§ Work instruction:
State the count of lines below in which the word "Determinazione" appears, and add nothing.

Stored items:
---*---

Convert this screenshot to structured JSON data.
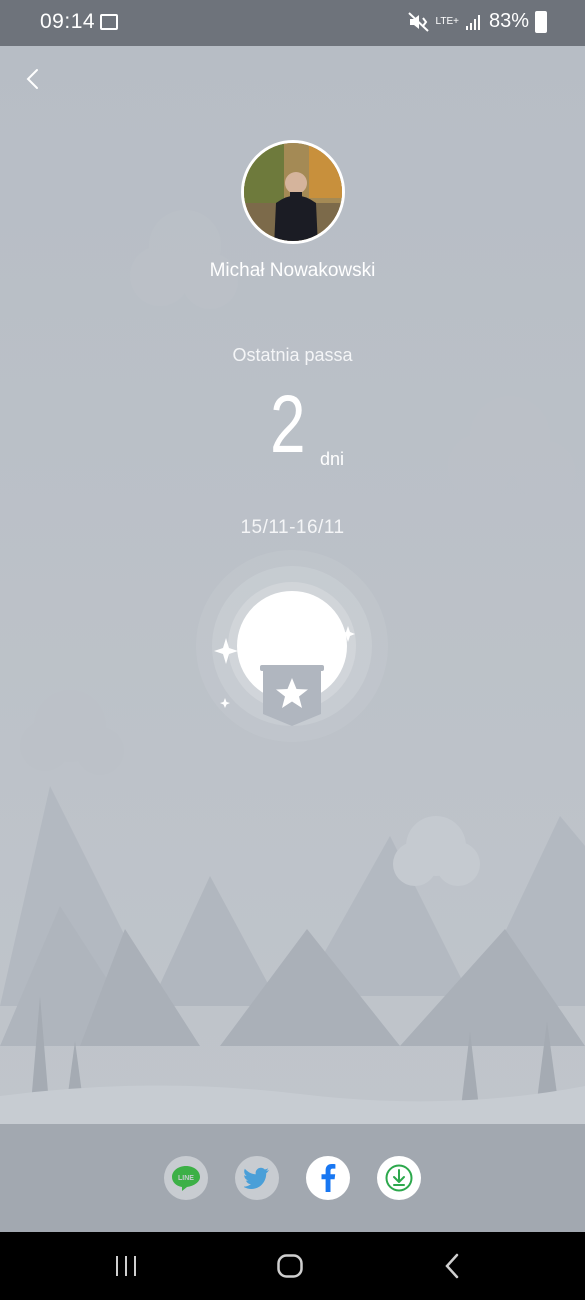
{
  "status_bar": {
    "time": "09:14",
    "network": "LTE+",
    "battery": "83%",
    "icons": [
      "image-icon",
      "mute-vibrate-icon",
      "signal-icon",
      "battery-icon"
    ]
  },
  "header": {
    "back_icon": "chevron-left-icon"
  },
  "profile": {
    "name": "Michał Nowakowski"
  },
  "streak": {
    "label": "Ostatnia passa",
    "value": "2",
    "unit": "dni",
    "date_range": "15/11-16/11",
    "badge_icon": "star-banner-icon"
  },
  "share": {
    "buttons": [
      {
        "name": "line",
        "icon": "line-icon",
        "label": "LINE",
        "color": "#3cb046"
      },
      {
        "name": "twitter",
        "icon": "twitter-icon",
        "color": "#4a9fd8"
      },
      {
        "name": "facebook",
        "icon": "facebook-icon",
        "color": "#1877f2"
      },
      {
        "name": "download",
        "icon": "download-icon",
        "color": "#2ca84c"
      }
    ]
  },
  "nav_bar": {
    "icons": [
      "recent-apps-icon",
      "home-icon",
      "back-icon"
    ]
  },
  "colors": {
    "background": "#b6bcc4",
    "share_bar": "#a2a8b0",
    "status_bar": "#6e737b"
  }
}
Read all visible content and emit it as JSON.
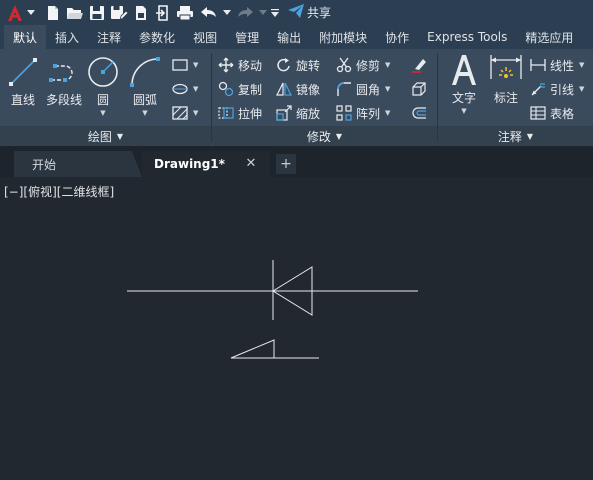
{
  "quick_access": {
    "share_label": "共享",
    "icons": [
      "autocad-logo",
      "new-icon",
      "open-icon",
      "save-icon",
      "save-as-icon",
      "publish-icon",
      "import-icon",
      "plot-icon",
      "undo-icon",
      "redo-icon",
      "share-icon"
    ]
  },
  "tabs": [
    {
      "label": "默认",
      "active": true
    },
    {
      "label": "插入"
    },
    {
      "label": "注释"
    },
    {
      "label": "参数化"
    },
    {
      "label": "视图"
    },
    {
      "label": "管理"
    },
    {
      "label": "输出"
    },
    {
      "label": "附加模块"
    },
    {
      "label": "协作"
    },
    {
      "label": "Express Tools"
    },
    {
      "label": "精选应用"
    }
  ],
  "ribbon": {
    "draw": {
      "title": "绘图",
      "line": "直线",
      "polyline": "多段线",
      "circle": "圆",
      "arc": "圆弧"
    },
    "modify": {
      "title": "修改",
      "move": "移动",
      "rotate": "旋转",
      "trim": "修剪",
      "copy": "复制",
      "mirror": "镜像",
      "fillet": "圆角",
      "stretch": "拉伸",
      "scale": "缩放",
      "array": "阵列"
    },
    "annotation": {
      "title": "注释",
      "text": "文字",
      "dimension": "标注",
      "linear": "线性",
      "leader": "引线",
      "table": "表格"
    }
  },
  "file_tabs": {
    "start": "开始",
    "drawing": "Drawing1*"
  },
  "viewport": {
    "label": "[−][俯视][二维线框]"
  },
  "colors": {
    "qat_bg": "#2c3e52",
    "ribbon_bg": "#3b4b5e",
    "canvas_bg": "#212830",
    "logo_red": "#d1292e",
    "accent_blue": "#4aa3df"
  }
}
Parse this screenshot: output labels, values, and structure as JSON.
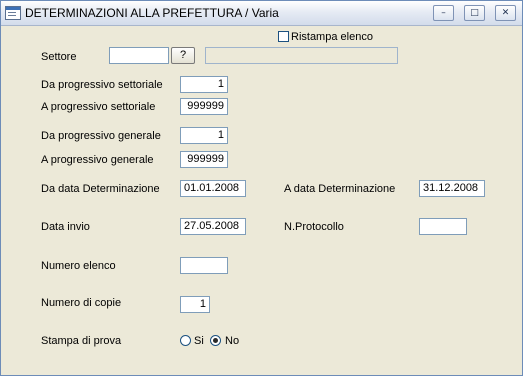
{
  "window": {
    "title": "DETERMINAZIONI ALLA PREFETTURA / Varia",
    "minimize_glyph": "–",
    "maximize_glyph": "□",
    "close_glyph": "✕"
  },
  "form": {
    "ristampa_label": "Ristampa elenco",
    "ristampa_checked": false,
    "settore_label": "Settore",
    "settore_value": "",
    "settore_lookup_label": "?",
    "settore_description": "",
    "da_prog_settoriale_label": "Da progressivo settoriale",
    "da_prog_settoriale_value": "1",
    "a_prog_settoriale_label": "A  progressivo settoriale",
    "a_prog_settoriale_value": "999999",
    "da_prog_generale_label": "Da progressivo generale",
    "da_prog_generale_value": "1",
    "a_prog_generale_label": "A  progressivo generale",
    "a_prog_generale_value": "999999",
    "da_data_label": "Da data Determinazione",
    "da_data_value": "01.01.2008",
    "a_data_label": "A data Determinazione",
    "a_data_value": "31.12.2008",
    "data_invio_label": "Data invio",
    "data_invio_value": "27.05.2008",
    "protocollo_label": "N.Protocollo",
    "protocollo_value": "",
    "numero_elenco_label": "Numero elenco",
    "numero_elenco_value": "",
    "numero_copie_label": "Numero di copie",
    "numero_copie_value": "1",
    "stampa_prova_label": "Stampa di prova",
    "stampa_prova_options": [
      "Si",
      "No"
    ],
    "stampa_prova_selected": "No"
  }
}
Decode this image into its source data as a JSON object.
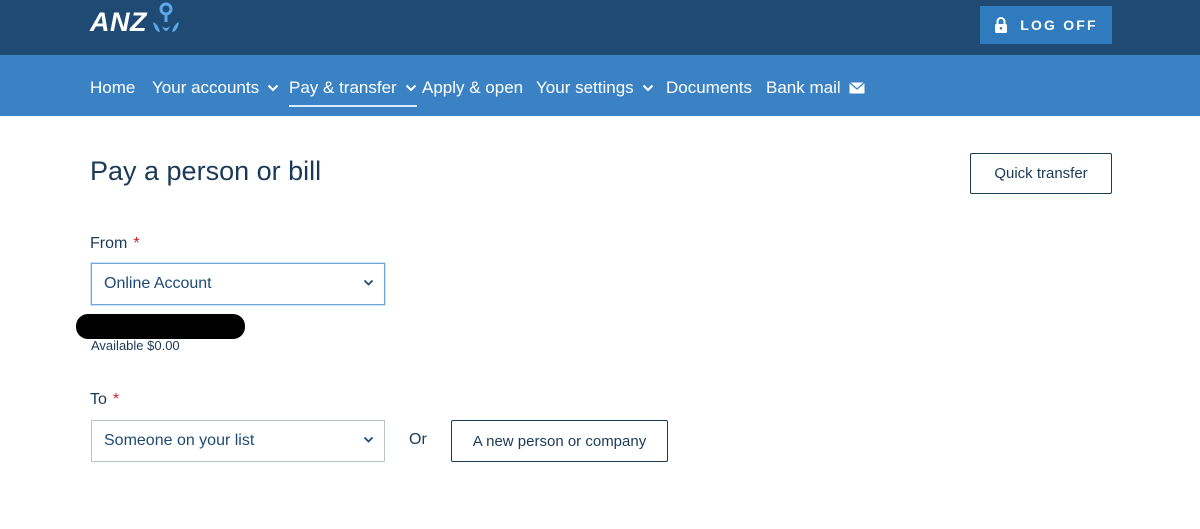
{
  "header": {
    "logo_text": "ANZ",
    "logoff_label": "LOG OFF"
  },
  "nav": {
    "home": "Home",
    "accounts": "Your accounts",
    "pay": "Pay & transfer",
    "apply": "Apply & open",
    "settings": "Your settings",
    "documents": "Documents",
    "bankmail": "Bank mail"
  },
  "page": {
    "title": "Pay a person or bill",
    "quick_transfer": "Quick transfer"
  },
  "from": {
    "label": "From",
    "required_mark": "*",
    "selected": "Online Account",
    "available": "Available $0.00"
  },
  "to": {
    "label": "To",
    "required_mark": "*",
    "selected": "Someone on your list",
    "or_text": "Or",
    "new_person_button": "A new person or company"
  },
  "colors": {
    "topbar": "#1f4a74",
    "navbar": "#3a82c4",
    "logoff_button": "#2f7bbd",
    "required": "#d21e2b",
    "text": "#1b3a57"
  }
}
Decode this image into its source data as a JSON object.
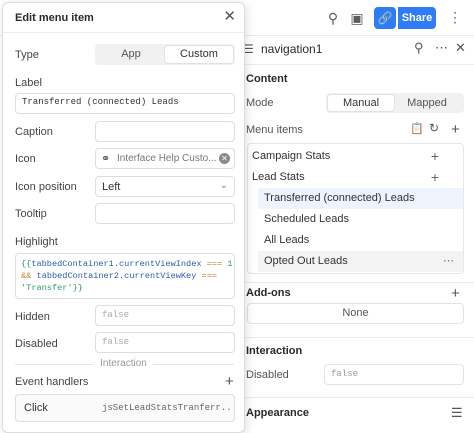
{
  "topbar": {
    "share_label": "Share"
  },
  "inspector": {
    "component_name": "navigation1",
    "content": {
      "title": "Content",
      "mode_label": "Mode",
      "mode_options": [
        "Manual",
        "Mapped"
      ],
      "menu_items_label": "Menu items",
      "items": [
        {
          "label": "Campaign Stats"
        },
        {
          "label": "Lead Stats"
        },
        {
          "label": "Transferred (connected) Leads"
        },
        {
          "label": "Scheduled Leads"
        },
        {
          "label": "All Leads"
        },
        {
          "label": "Opted Out Leads"
        }
      ]
    },
    "addons": {
      "title": "Add-ons",
      "none_label": "None"
    },
    "interaction": {
      "title": "Interaction",
      "disabled_label": "Disabled",
      "disabled_placeholder": "false"
    },
    "appearance": {
      "title": "Appearance"
    }
  },
  "modal": {
    "title": "Edit menu item",
    "type_label": "Type",
    "type_options": [
      "App",
      "Custom"
    ],
    "label_label": "Label",
    "label_value": "Transferred (connected) Leads",
    "caption_label": "Caption",
    "caption_value": "",
    "icon_label": "Icon",
    "icon_value": "Interface Help Custo...",
    "icon_position_label": "Icon position",
    "icon_position_value": "Left",
    "tooltip_label": "Tooltip",
    "tooltip_value": "",
    "highlight_label": "Highlight",
    "highlight_code": {
      "open": "{{",
      "ident1": "tabbedContainer1.currentViewIndex",
      "op1": "===",
      "num": "1",
      "and": "&&",
      "ident2": "tabbedContainer2.currentViewKey",
      "op2": "===",
      "str": "'Transfer'",
      "close": "}}"
    },
    "hidden_label": "Hidden",
    "hidden_placeholder": "false",
    "disabled_label": "Disabled",
    "disabled_placeholder": "false",
    "interaction_divider": "Interaction",
    "event_handlers_label": "Event handlers",
    "handler": {
      "event": "Click",
      "action": "jsSetLeadStatsTranferr..."
    }
  }
}
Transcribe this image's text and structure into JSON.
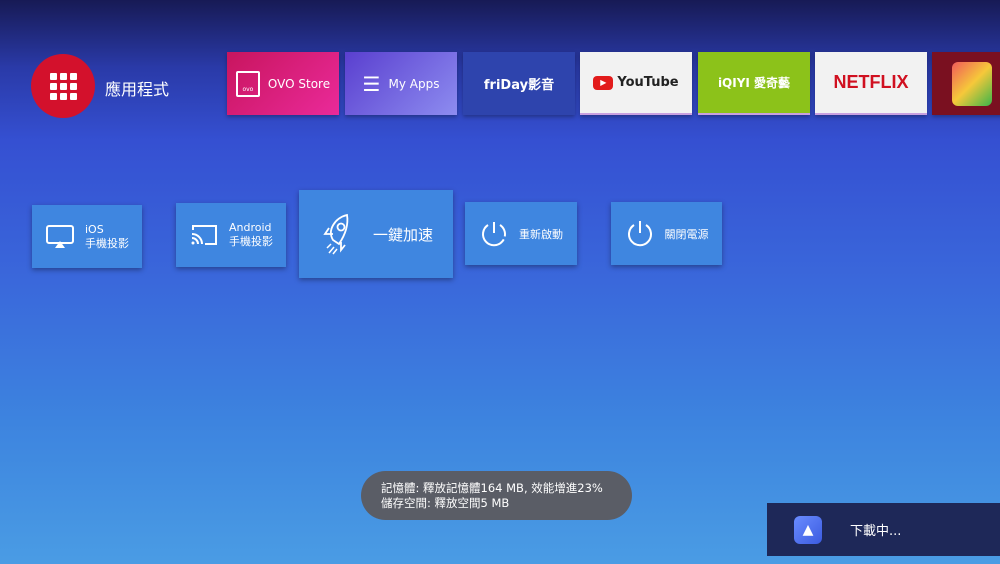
{
  "apps_button": {
    "label": "應用程式"
  },
  "top_tiles": [
    {
      "label": "OVO Store",
      "icon_text": "ovo",
      "color": "#d8196e"
    },
    {
      "label": "My Apps",
      "color": "#6a4fd6"
    },
    {
      "label": "friDay影音",
      "color": "#2e44ad"
    },
    {
      "label": "YouTube",
      "color": "#f1f1f1"
    },
    {
      "label": "iQIYI 愛奇藝",
      "color": "#8cc21a"
    },
    {
      "label": "NETFLIX",
      "color": "#f1f1f1"
    },
    {
      "label": "",
      "color": "#7a1020"
    }
  ],
  "actions": [
    {
      "line1": "iOS",
      "line2": "手機投影"
    },
    {
      "line1": "Android",
      "line2": "手機投影"
    },
    {
      "line1": "一鍵加速"
    },
    {
      "line1": "重新啟動"
    },
    {
      "line1": "關閉電源"
    }
  ],
  "toast": {
    "line1": "記憶體: 釋放記憶體164 MB, 效能增進23%",
    "line2": "儲存空間: 釋放空間5 MB"
  },
  "download": {
    "label": "下載中..."
  }
}
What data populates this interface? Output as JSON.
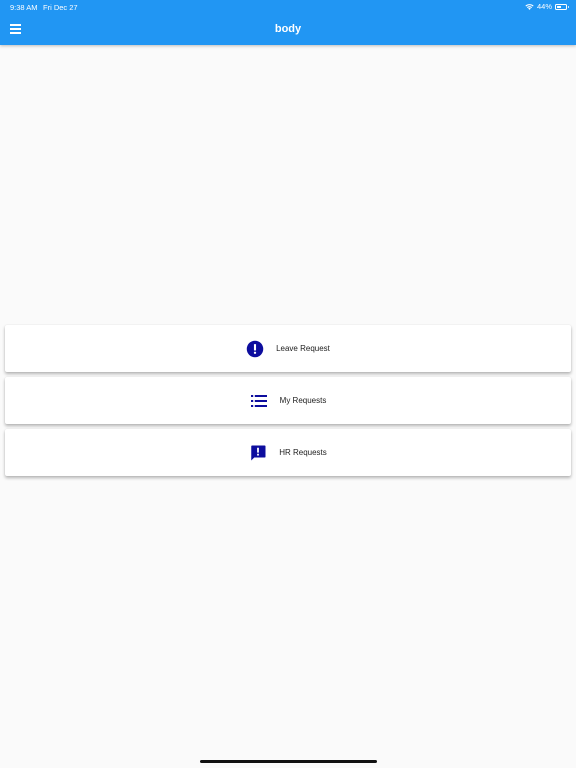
{
  "status_bar": {
    "time": "9:38 AM",
    "date": "Fri Dec 27",
    "battery": "44%",
    "battery_level": 0.44
  },
  "header": {
    "title": "body",
    "menu_icon": "menu-icon"
  },
  "menu_items": [
    {
      "label": "Leave Request",
      "icon": "exclamation-circle-icon"
    },
    {
      "label": "My Requests",
      "icon": "list-icon"
    },
    {
      "label": "HR Requests",
      "icon": "feedback-icon"
    }
  ],
  "colors": {
    "primary": "#2196f3",
    "icon": "#0d0d9e",
    "background": "#fafafa"
  }
}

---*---

§ Result of the exercise:
2